Caguioa presented a matrix of inconsistencies, showing that some incidents were attributed to both communist rebels and the Abu Sayyaf. There were also incidents where there were no perpetrators but these were later attributed to the Abu Sayyaf, too.
Caguioa was the original member-in-charge but he was outvoted, 9-4, relegating his opinion to a dissent. The most junior justice, Associate Justice Rosmari Carandang, will be the new ponente, according to Supreme Court Spokesperson Brian Keith Hosaka.
Apart from Caguioa, Senior Associate Justice Antonio Carpio and Associate Justices Marvic Leonen and Francis Jardeleza also dissented.
“When you note some inconsistencies or weaknesses, that is not sufficient to undo the determination of the President because accuracy is not the question here,” Bersamin said.
The Supreme Court has yet to release full copies of the decision and separate opinions.
Absolute presidential discretion
When the Supreme Court upheld Mindanao martial law the first time, the majority decision already gave the President almost absolute discretion to declare and extend martial law for however long as he sees necessary.
"The President only needs to convince himself that there is probable cause or evidence showing that more likely than not, a rebellion was committed or is being committed,” the Supreme Court said in its July 2017 majority decision written by Associate Justice Mariano del Castillo.
One of the lawyers for the 4 groups of petitioners, National Union of Peoples’ Lawyers or NUPL’s Edre Olalia, said that the decision “is very dangerous and very distressing.”

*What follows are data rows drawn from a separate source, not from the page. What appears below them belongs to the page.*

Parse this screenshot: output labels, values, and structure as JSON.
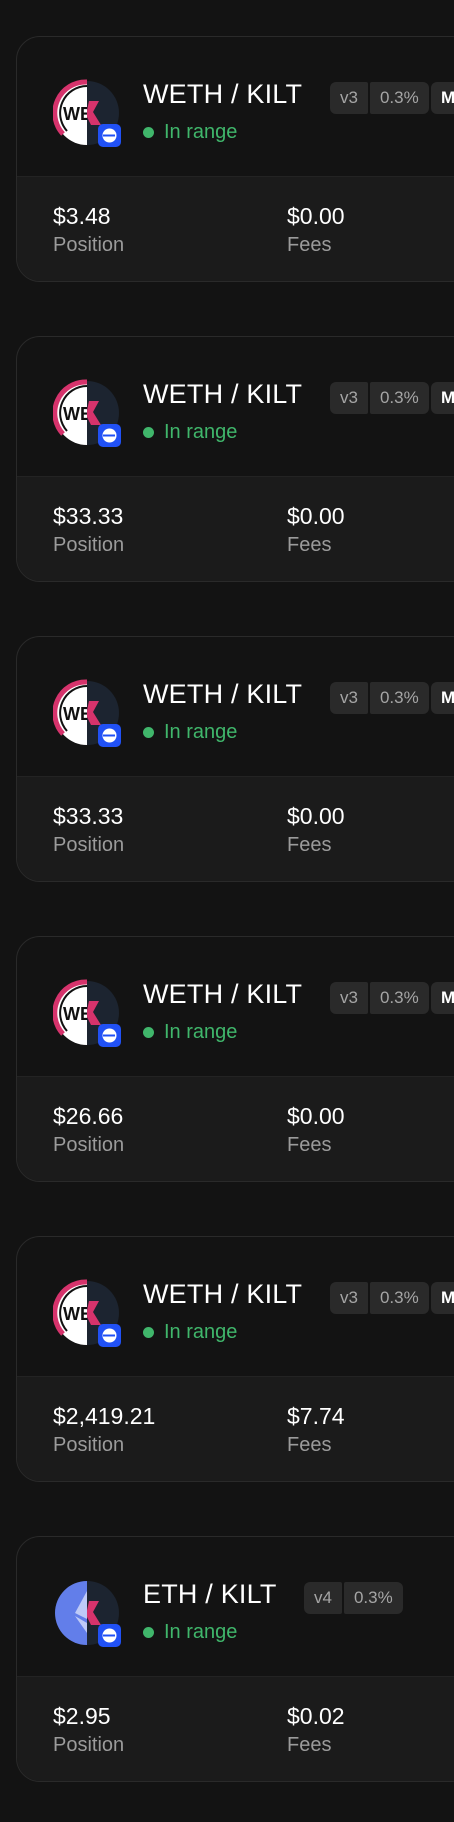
{
  "positions": [
    {
      "pair": "WETH / KILT",
      "version": "v3",
      "fee": "0.3%",
      "extra_badge": "M",
      "status": "In range",
      "position_value": "$3.48",
      "position_label": "Position",
      "fees_value": "$0.00",
      "fees_label": "Fees",
      "token0_icon": "weth-icon",
      "token1_icon": "kilt-icon",
      "network_icon": "base-network-icon"
    },
    {
      "pair": "WETH / KILT",
      "version": "v3",
      "fee": "0.3%",
      "extra_badge": "M",
      "status": "In range",
      "position_value": "$33.33",
      "position_label": "Position",
      "fees_value": "$0.00",
      "fees_label": "Fees",
      "token0_icon": "weth-icon",
      "token1_icon": "kilt-icon",
      "network_icon": "base-network-icon"
    },
    {
      "pair": "WETH / KILT",
      "version": "v3",
      "fee": "0.3%",
      "extra_badge": "M",
      "status": "In range",
      "position_value": "$33.33",
      "position_label": "Position",
      "fees_value": "$0.00",
      "fees_label": "Fees",
      "token0_icon": "weth-icon",
      "token1_icon": "kilt-icon",
      "network_icon": "base-network-icon"
    },
    {
      "pair": "WETH / KILT",
      "version": "v3",
      "fee": "0.3%",
      "extra_badge": "M",
      "status": "In range",
      "position_value": "$26.66",
      "position_label": "Position",
      "fees_value": "$0.00",
      "fees_label": "Fees",
      "token0_icon": "weth-icon",
      "token1_icon": "kilt-icon",
      "network_icon": "base-network-icon"
    },
    {
      "pair": "WETH / KILT",
      "version": "v3",
      "fee": "0.3%",
      "extra_badge": "M",
      "status": "In range",
      "position_value": "$2,419.21",
      "position_label": "Position",
      "fees_value": "$7.74",
      "fees_label": "Fees",
      "token0_icon": "weth-icon",
      "token1_icon": "kilt-icon",
      "network_icon": "base-network-icon"
    },
    {
      "pair": "ETH / KILT",
      "version": "v4",
      "fee": "0.3%",
      "extra_badge": "",
      "status": "In range",
      "position_value": "$2.95",
      "position_label": "Position",
      "fees_value": "$0.02",
      "fees_label": "Fees",
      "token0_icon": "eth-icon",
      "token1_icon": "kilt-icon",
      "network_icon": "base-network-icon"
    }
  ],
  "colors": {
    "background": "#131313",
    "card_bottom": "#1b1b1b",
    "in_range": "#40b66b",
    "kilt_accent": "#d6336c",
    "base_blue": "#2151f5",
    "eth_purple": "#627eea"
  }
}
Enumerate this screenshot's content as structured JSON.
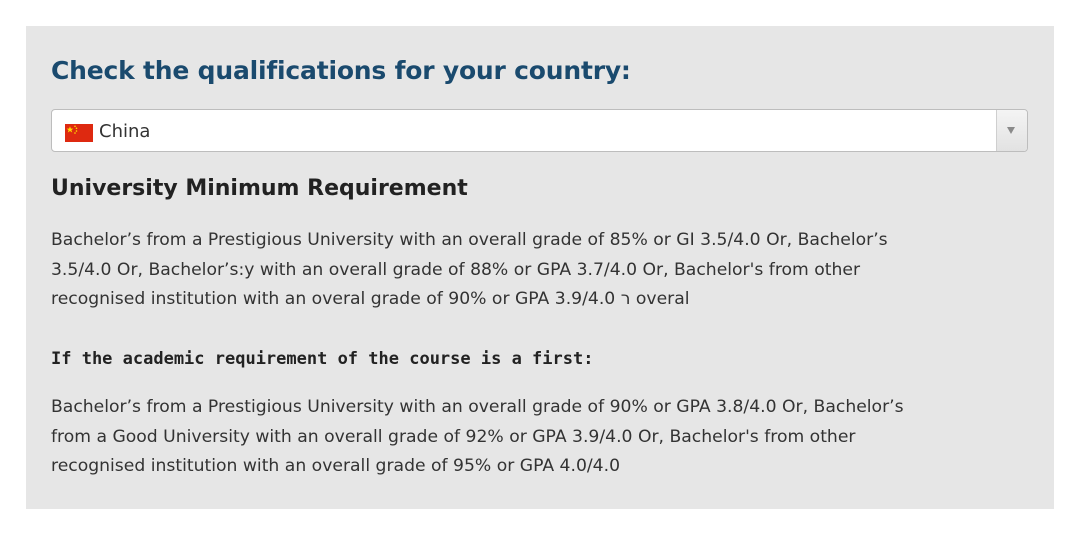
{
  "section": {
    "heading": "Check the qualifications for your country:"
  },
  "country_select": {
    "selected_value": "China",
    "flag_icon": "china-flag-icon",
    "arrow_icon": "chevron-down-icon"
  },
  "requirements": {
    "title": "University Minimum Requirement",
    "lines": [
      "Bachelor’s from a Prestigious University with an overall grade of 85% or GI    3.5/4.0 Or, Bachelor’s",
      "3.5/4.0 Or, Bachelor’s:y with an overall grade of 88% or GPA 3.7/4.0 Or, Bachelor's from other",
      "recognised institution with an overal  grade of 90% or GPA 3.9/4.0 ר overal"
    ]
  },
  "first_class": {
    "title": "If the academic requirement of the course is a first:",
    "lines": [
      "Bachelor’s from a Prestigious University with an overall grade of 90% or GPA 3.8/4.0 Or, Bachelor’s",
      "from a Good University with an overall grade of 92% or GPA 3.9/4.0 Or, Bachelor's from other",
      "recognised institution with an overall grade of 95% or GPA 4.0/4.0"
    ]
  },
  "colors": {
    "panel_background": "#e6e6e6",
    "heading_color": "#1a4a6e",
    "flag_red": "#de2910",
    "flag_star": "#ffde00"
  }
}
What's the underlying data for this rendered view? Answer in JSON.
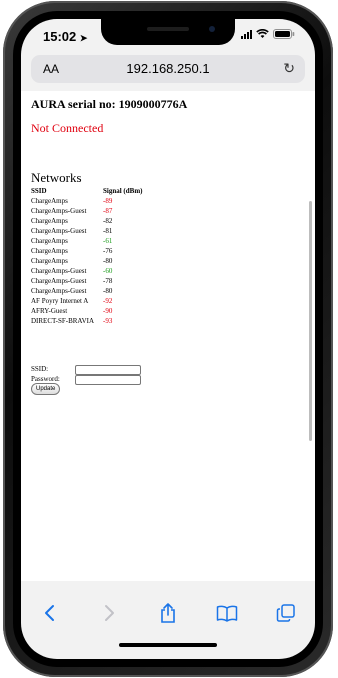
{
  "status": {
    "time": "15:02"
  },
  "browser": {
    "text_size_label": "AA",
    "url": "192.168.250.1",
    "reload_symbol": "↻"
  },
  "page": {
    "serial_heading": "AURA serial no: 1909000776A",
    "connection_status": "Not Connected",
    "networks_title": "Networks",
    "table_headers": {
      "ssid": "SSID",
      "signal": "Signal (dBm)"
    },
    "networks": [
      {
        "ssid": "ChargeAmps",
        "signal": "-89",
        "color": "#e0000f"
      },
      {
        "ssid": "ChargeAmps-Guest",
        "signal": "-87",
        "color": "#e0000f"
      },
      {
        "ssid": "ChargeAmps",
        "signal": "-82",
        "color": "#000000"
      },
      {
        "ssid": "ChargeAmps-Guest",
        "signal": "-81",
        "color": "#000000"
      },
      {
        "ssid": "ChargeAmps",
        "signal": "-61",
        "color": "#1a9b1a"
      },
      {
        "ssid": "ChargeAmps",
        "signal": "-76",
        "color": "#000000"
      },
      {
        "ssid": "ChargeAmps",
        "signal": "-80",
        "color": "#000000"
      },
      {
        "ssid": "ChargeAmps-Guest",
        "signal": "-60",
        "color": "#1a9b1a"
      },
      {
        "ssid": "ChargeAmps-Guest",
        "signal": "-78",
        "color": "#000000"
      },
      {
        "ssid": "ChargeAmps-Guest",
        "signal": "-80",
        "color": "#000000"
      },
      {
        "ssid": "AF Poyry Internet A",
        "signal": "-92",
        "color": "#e0000f"
      },
      {
        "ssid": "AFRY-Guest",
        "signal": "-90",
        "color": "#e0000f"
      },
      {
        "ssid": "DIRECT-SF-BRAVIA",
        "signal": "-93",
        "color": "#e0000f"
      }
    ],
    "ssid_label": "SSID:",
    "password_label": "Password:",
    "update_button": "Update"
  },
  "toolbar": {
    "back": "back-icon",
    "forward": "forward-icon",
    "share": "share-icon",
    "bookmarks": "bookmarks-icon",
    "tabs": "tabs-icon"
  },
  "colors": {
    "red_status": "#e0000f",
    "green_signal": "#1a9b1a",
    "ios_blue": "#1a74e8"
  }
}
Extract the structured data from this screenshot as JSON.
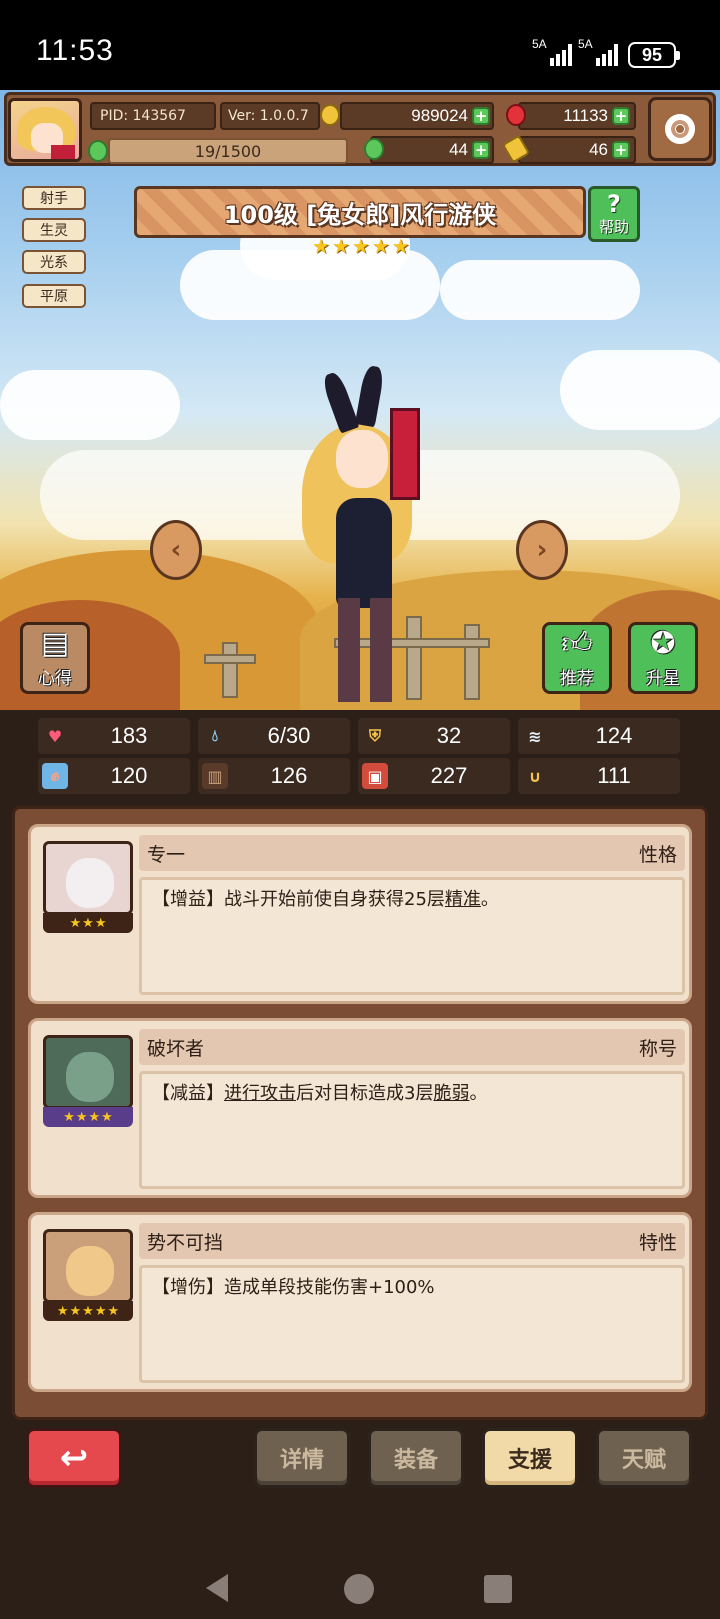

"If the executive concurred in by the legislative and then validated by the judiciary are singing the same song, then where do the people go?" Olalia said. – Rappler.com